Friday, October 19, 2007

That 37% figure in full (well, mostly)..

Inspired by Chris Paul and Iain Dale.

With the recent furore over inheritance tax, an oft quoted figure has been that 37% of households are liable for inheritance tax. The have based this on the following calculation from Scottish Widows (link goes to the cache of the now dead

You Gov surveyed a sample of the population and found that 37% of people had houses worth more than £210,000. It then made an assumption that these people also had assets of at least £94,290.

The following breakdown was assumed:

£80,636 - Life assurance and pension funds
£28,907 - Non Financial Assets
£30,001 - Securities and shares
£41,838 - Currency and deposits
£7,837 - Other assets

Giving a total of £189,219, the £80,636 figure is discounted since Life Assurance and Pensions are not liable for IHT. This leaves £108,583.

Several financial liabilities are assumed, these are:

£0 - Loans secured on dwellings
£9,652 - Other loans
£4,641 - Other liabilities

Giving a total of £14,293. As if by magic, we get £108,583 - £14,293 = £94,290.

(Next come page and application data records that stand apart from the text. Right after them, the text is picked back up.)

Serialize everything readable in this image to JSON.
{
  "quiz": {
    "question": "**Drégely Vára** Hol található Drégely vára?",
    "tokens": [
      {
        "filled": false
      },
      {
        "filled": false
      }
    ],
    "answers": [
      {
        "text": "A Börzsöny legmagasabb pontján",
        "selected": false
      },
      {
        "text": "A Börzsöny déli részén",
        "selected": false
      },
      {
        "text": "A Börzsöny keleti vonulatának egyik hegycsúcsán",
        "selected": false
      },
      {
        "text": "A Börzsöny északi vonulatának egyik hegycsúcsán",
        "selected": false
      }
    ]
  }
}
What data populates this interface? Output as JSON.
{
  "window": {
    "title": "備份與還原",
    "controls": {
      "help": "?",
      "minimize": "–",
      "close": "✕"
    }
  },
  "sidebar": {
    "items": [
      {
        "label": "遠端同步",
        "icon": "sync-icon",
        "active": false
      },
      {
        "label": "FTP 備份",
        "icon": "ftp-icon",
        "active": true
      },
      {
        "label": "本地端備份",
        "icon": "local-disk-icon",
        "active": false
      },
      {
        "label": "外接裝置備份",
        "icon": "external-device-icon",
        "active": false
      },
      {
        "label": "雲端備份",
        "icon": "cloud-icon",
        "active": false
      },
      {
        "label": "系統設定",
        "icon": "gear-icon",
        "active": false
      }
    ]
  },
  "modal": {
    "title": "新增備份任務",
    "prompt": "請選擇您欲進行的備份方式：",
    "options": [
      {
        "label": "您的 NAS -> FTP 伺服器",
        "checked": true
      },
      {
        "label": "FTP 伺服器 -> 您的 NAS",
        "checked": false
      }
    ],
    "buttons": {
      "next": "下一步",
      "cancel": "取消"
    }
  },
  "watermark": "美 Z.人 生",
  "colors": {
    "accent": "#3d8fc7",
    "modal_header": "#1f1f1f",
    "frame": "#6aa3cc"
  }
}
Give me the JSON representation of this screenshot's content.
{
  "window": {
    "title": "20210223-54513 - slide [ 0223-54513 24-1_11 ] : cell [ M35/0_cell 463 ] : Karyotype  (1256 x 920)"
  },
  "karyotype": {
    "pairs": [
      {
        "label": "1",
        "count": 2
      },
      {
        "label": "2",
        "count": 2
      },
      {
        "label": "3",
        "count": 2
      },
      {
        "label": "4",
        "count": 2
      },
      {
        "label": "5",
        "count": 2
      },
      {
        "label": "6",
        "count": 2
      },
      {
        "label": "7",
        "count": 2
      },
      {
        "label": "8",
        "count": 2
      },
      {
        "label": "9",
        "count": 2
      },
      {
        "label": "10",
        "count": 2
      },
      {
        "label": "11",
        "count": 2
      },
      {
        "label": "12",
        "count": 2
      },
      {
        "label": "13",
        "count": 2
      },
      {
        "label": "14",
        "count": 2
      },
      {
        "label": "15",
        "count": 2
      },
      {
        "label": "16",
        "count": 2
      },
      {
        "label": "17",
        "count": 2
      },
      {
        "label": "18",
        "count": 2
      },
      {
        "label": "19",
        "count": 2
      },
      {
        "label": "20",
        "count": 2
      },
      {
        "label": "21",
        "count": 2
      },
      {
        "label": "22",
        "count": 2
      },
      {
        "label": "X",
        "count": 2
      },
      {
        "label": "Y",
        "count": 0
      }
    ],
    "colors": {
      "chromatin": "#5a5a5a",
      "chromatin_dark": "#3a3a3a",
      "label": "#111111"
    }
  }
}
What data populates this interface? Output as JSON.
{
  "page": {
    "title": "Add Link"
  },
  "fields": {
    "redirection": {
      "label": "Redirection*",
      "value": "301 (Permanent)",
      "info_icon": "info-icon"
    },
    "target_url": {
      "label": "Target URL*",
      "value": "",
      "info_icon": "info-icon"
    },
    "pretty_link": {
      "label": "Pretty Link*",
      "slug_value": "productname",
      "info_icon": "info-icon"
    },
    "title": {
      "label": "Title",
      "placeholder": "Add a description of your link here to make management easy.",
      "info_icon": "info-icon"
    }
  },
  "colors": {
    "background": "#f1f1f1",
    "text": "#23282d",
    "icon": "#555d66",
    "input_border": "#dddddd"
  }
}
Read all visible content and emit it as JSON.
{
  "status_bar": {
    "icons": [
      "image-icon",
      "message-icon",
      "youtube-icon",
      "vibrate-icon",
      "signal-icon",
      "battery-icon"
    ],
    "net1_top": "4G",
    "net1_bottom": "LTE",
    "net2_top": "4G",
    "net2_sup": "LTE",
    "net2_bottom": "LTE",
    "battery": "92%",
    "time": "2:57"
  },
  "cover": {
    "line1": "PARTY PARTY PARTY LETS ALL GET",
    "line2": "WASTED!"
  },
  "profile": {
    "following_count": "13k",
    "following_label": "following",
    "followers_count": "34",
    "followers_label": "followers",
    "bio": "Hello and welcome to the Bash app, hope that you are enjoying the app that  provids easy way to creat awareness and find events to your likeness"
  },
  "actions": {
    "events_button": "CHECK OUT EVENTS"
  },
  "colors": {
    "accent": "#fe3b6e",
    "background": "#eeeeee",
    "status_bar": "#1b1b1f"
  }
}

The real question is will this 37% of people really have this much non house based wealth. £41K in currency and £30K in shares. Scottish widows figures are from this ONS report (page 86). But these figures are simply summaries. They have assumed a uniform distribution of wealth, if we take a look at another ONS Nugget we can see that most non housing wealth (71%) is owned by the to 10% of people. Meaning that while the top 10% are likely to have additional wealth which take them over the IHT bracket, most of that 37% with houses over £210,000 are not likely to have wealth that pushes them over the limit.

In conclusion, the maths behind the Scottish Widows report makes a lot of assumptions, it is not the best statistical measure to use.

DISCLAIMER: I haven't broken down the maths as much as I'd like, thats because I'm off down the pub

1 comment:

Chris Paul said...

Excellent, this is very useful. You enjoy that drink. Two further points.

1. The fact that someone's house is worth £210,000 is not the same as them having equity in it of £210,000. The idea that the 37th percentile of equity is £210,000 seems unlikely.

2. Scottish Widows have not included other types of houses. Rented from social or private landlords.

The fact that only about one sixth of the figure quoted by the financial institution with an interest in making people think they should have more equity in the sort of schemes they, now there's a coincidence, happen to be selling does show that both they and the Tory party are fibbing.